Historic Building 201 | 2820 Roosevelt Rd | San Diego 8am-8pm Daily
Free Parking | Free Admission
*Meet the artist first Friday of each month (5-8pm) for duration of exhibition
In August 2012, at the age of 28, I was reconnected with the biological family I never knew. At that time, I learned that my father, also named Michael, did not die in a car accident as I had always been told. Rather, I came to find out that he took his own life on my mother’s 21st Birthday, just shortly before I turned a year old. He did not leave a note. Almost 30 years later, in my most personal and emotional creation to date, I wrote that note for my father. Written through our collective heart, eyes, and hand, that piece of our soul is “Michael’s Note.”
“Michael’s Note” was followed by half a decade of critical introspection, reflection, and expression in the form of a visual history paradoxically representing a singular moment, time, and experience as well as momentum, time, and experience in their totality. Completed in the Spring at the age of 33 and given life in conjunction with the Summer Solstice, “Reign Upon Sonrise” is a five year meditative reflection of a simple complexity, or “simplexity.” A 49 canvas polyptych with a myriad of possibilities and experiences, this meditation is a personal and elemental narrative veiled under the umbrella of a fractalized spectrum of sub-narratives called “Reigndrops.” Peering into the human soul with no definitive beginning or end, may you enjoy your journey across the “Reignbough” and discover the enlightenment you seek in the “Reign Upon Sonrise.”
Dedicated to the father I never had the honor and privilege to know-
Recently we bid farewell to an amazing group of Museum Education Fellows. Over the next few weeks we will be celebrating the hard work, scholarship, creativity, and contributions of each 2016-2017 Fellow. Jackie Du brought her background as a teaching artist and experience working with children and teens to the Education Division’s School Youth and Family Programs. In reflecting on her teaching practice, Jackie said, “My teaching aims to create opportunities for young people to develop personal agency, and build equitable and socially just relationships, through creative interactions and art-making practices. I teach through art because it is a method of communication that transcends spoken dialogues, and shares narratives that may not have otherwise been told.”
For her research, Jackie focused on Kindergarten learning and asked the question, “To what degree do students leave having thought deeply about the essential question that frames a lesson?” Here she shares her research methods and findings.
My experiences teaching Family Programs classes to children ages 2-6 led me to concentrate my research on what Deep Thinking at a Young Age can look like. In the field of Museum Education, Deep Thinking is discussed under the terms of critical thinking, “higher-order” thinking, an intellectual experience, and sense-making. These terms have been used in the field of Museum Education for almost a century, and are what we use here at the Brooklyn Museum in constructing a learning experience.
I studied Kindergarten classes that visited the museum through a school partnership. School Partnerships at the Brooklyn Museum consist of multiple guided gallery visits (GGVs) and at least one studio component.

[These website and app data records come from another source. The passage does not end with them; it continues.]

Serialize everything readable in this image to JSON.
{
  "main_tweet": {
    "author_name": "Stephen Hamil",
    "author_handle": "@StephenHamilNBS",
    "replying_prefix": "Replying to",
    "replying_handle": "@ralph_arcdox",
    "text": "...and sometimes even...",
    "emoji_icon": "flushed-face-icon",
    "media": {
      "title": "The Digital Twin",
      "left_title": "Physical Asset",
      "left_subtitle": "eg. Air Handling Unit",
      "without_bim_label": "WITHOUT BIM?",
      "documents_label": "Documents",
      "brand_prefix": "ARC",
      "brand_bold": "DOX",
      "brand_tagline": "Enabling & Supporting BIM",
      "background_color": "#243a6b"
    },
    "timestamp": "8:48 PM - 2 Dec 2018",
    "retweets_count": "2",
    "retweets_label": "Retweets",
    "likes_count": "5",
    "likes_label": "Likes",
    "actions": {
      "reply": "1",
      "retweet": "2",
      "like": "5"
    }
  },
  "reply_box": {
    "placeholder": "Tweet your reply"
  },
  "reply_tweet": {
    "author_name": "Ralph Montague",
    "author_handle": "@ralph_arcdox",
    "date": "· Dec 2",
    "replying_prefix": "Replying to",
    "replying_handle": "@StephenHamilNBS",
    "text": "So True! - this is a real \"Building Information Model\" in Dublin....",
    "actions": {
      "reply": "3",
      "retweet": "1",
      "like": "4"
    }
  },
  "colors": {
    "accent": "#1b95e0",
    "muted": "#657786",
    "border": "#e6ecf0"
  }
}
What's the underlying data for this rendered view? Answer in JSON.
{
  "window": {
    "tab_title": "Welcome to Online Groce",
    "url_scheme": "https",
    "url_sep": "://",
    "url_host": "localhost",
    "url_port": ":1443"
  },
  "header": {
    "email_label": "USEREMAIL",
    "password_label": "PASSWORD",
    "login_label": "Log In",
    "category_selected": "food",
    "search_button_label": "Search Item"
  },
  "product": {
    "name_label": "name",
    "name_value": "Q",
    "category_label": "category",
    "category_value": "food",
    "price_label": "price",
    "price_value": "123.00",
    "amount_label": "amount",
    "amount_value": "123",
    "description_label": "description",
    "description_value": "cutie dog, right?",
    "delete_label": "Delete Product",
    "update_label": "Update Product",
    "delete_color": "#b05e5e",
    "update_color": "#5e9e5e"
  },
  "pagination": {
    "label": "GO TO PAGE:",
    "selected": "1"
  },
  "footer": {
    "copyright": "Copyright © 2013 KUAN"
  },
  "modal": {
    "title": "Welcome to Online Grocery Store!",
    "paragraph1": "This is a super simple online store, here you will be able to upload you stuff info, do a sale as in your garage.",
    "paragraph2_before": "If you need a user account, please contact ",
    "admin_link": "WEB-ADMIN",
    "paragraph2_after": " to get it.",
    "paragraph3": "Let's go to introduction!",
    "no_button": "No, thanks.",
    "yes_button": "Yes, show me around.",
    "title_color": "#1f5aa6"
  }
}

A major component of the guided gallery visits I designed involved Zines. Each page of the zine corresponded to a different part of the GGVs where students could respond to the artwork with drawing or writing. I surveyed 181 kindergarteners before they visited the galleries, and after the studio art-making component asking the essential question, “What are communities?” Students used their zines to write or draw their responses. I then compared their written responses and drawings from day 1 to their responses after participating in guided gallery visits and a printmaking activity.
For my findings, I referred back the the students’ zines and examined both the students drawing and writing. I conclude that the kindergarteners had in fact thought deeply about the topic of community through expressing personal connections in detailed drawings and writings. At the end, more students completed both the drawing and writing components, with more detail, and enthusiasm than in the beginning. It is evident to me that multiple gallery visits provided students with the opportunity to engage in deep thinking.
After conducting this research I hope that the Education Division at the Brooklyn Museum can use this model to broaden its use of the essential question as an anchor for visioning as well as reflect on past programs, exhibitions, and projects.
99 Objects is a series of in-gallery programs each focused on a single work of art from the Whitney’s collection. Today at 3 pm, director Adam Weinberg will address Edward Hopper’s Early Sunday Morning.
Take deep breaths. At least Bill Nye is on your side.
Our director eliminated all educational in-gallery programs for young children. No story-times, no gallery classes, no interpretation or children’s guides. Nada. Because, you see, she wanted the museum to be a space for adults, not a daycare center. Adults can write checks. Toddlers can’t, so why waste time and resources on creating engaging content them. The Education Department’s protests and lamentations were ignored.
Fast forward a couple of years: the director’s grandchild comes for a visit and after taking him through the museum one day, she complained that there was nothing for children to do there. So she demanded that we develop an in-gallery curriculum for children as well as a new section for family programs on the website. So, seething rage…but also, Yay?